"We are concerned about the number of people who were injured when police dispersed protesters in Istanbul's Gezi Park," U.S. State Department spokeswoman Jen Psaki said Saturday. "We believe that Turkey's long-term stability, security and prosperity is best guaranteed by upholding the fundamental freedoms of expression, assembly and association, which is what it seems these individuals were doing."
Hey, State Department, remember when the US "dispersed protesters" from parks and squares around the country, crushing the Occupy movement?
"Citizens have the right to dissent with the authorities, and there's no need to use public force to silence that dissension," [UN special rapporteur on the protection of free expression Frank La Rue] said.
"One of the principles is proportionality," La Rue said. "The use of police force is legitimate to maintain public order — but there has to be a danger of real harm, a clear and present danger.

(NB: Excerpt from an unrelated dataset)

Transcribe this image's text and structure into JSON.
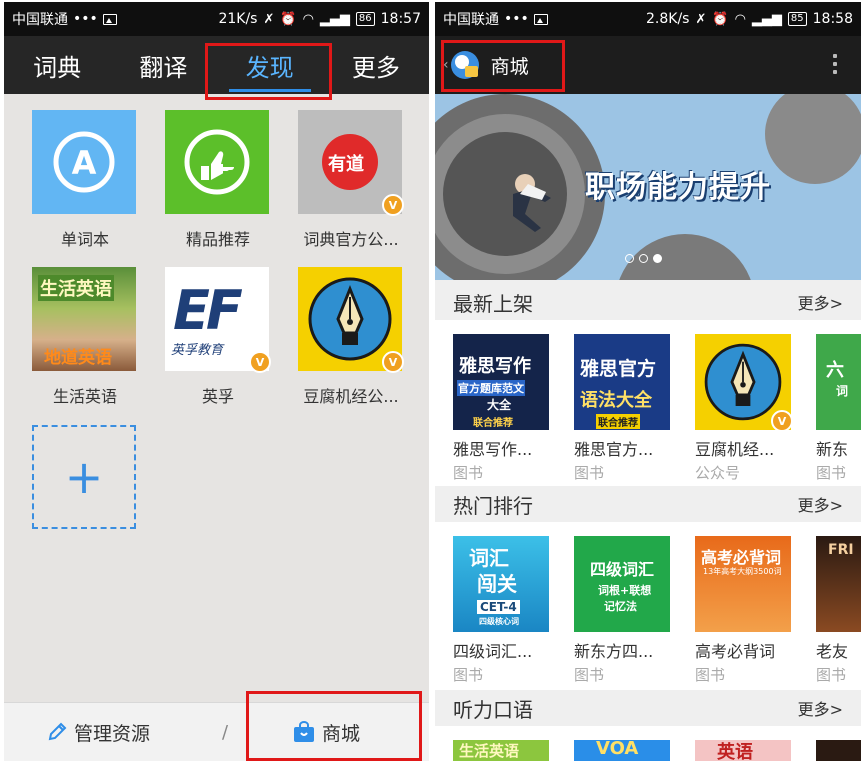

And second, there has to be a proportionality of the force employed to prevent a real danger."
Occupy encampments across the country have been forcibly removed by police in full riot gear, and some protesters have been badly injured as a result of aggressive police tactics.
New York police staged a night raid on the original Occupy Wall Street encampment in mid-November, evicting sleeping demonstrators and confiscating vast amounts of property.
The Oakland Police Department fired tear gas, smoke grenades and bean-bag rounds at demonstrators there in late October, seriously injuring one Iraq War veteran at the Occupy site.
Earlier this week, Philadelphia and Los Angeles police stormed the encampments in their cities in the middle of the night, evicting and arresting hundreds of protesters.
Protesters at University of California, Davis were pepper sprayed by a campus police officer in November while participating in a sit-in, and in September an officer in New York pepper sprayed protesters who were legally standing on the sidewalk.
Yeah, that was fun.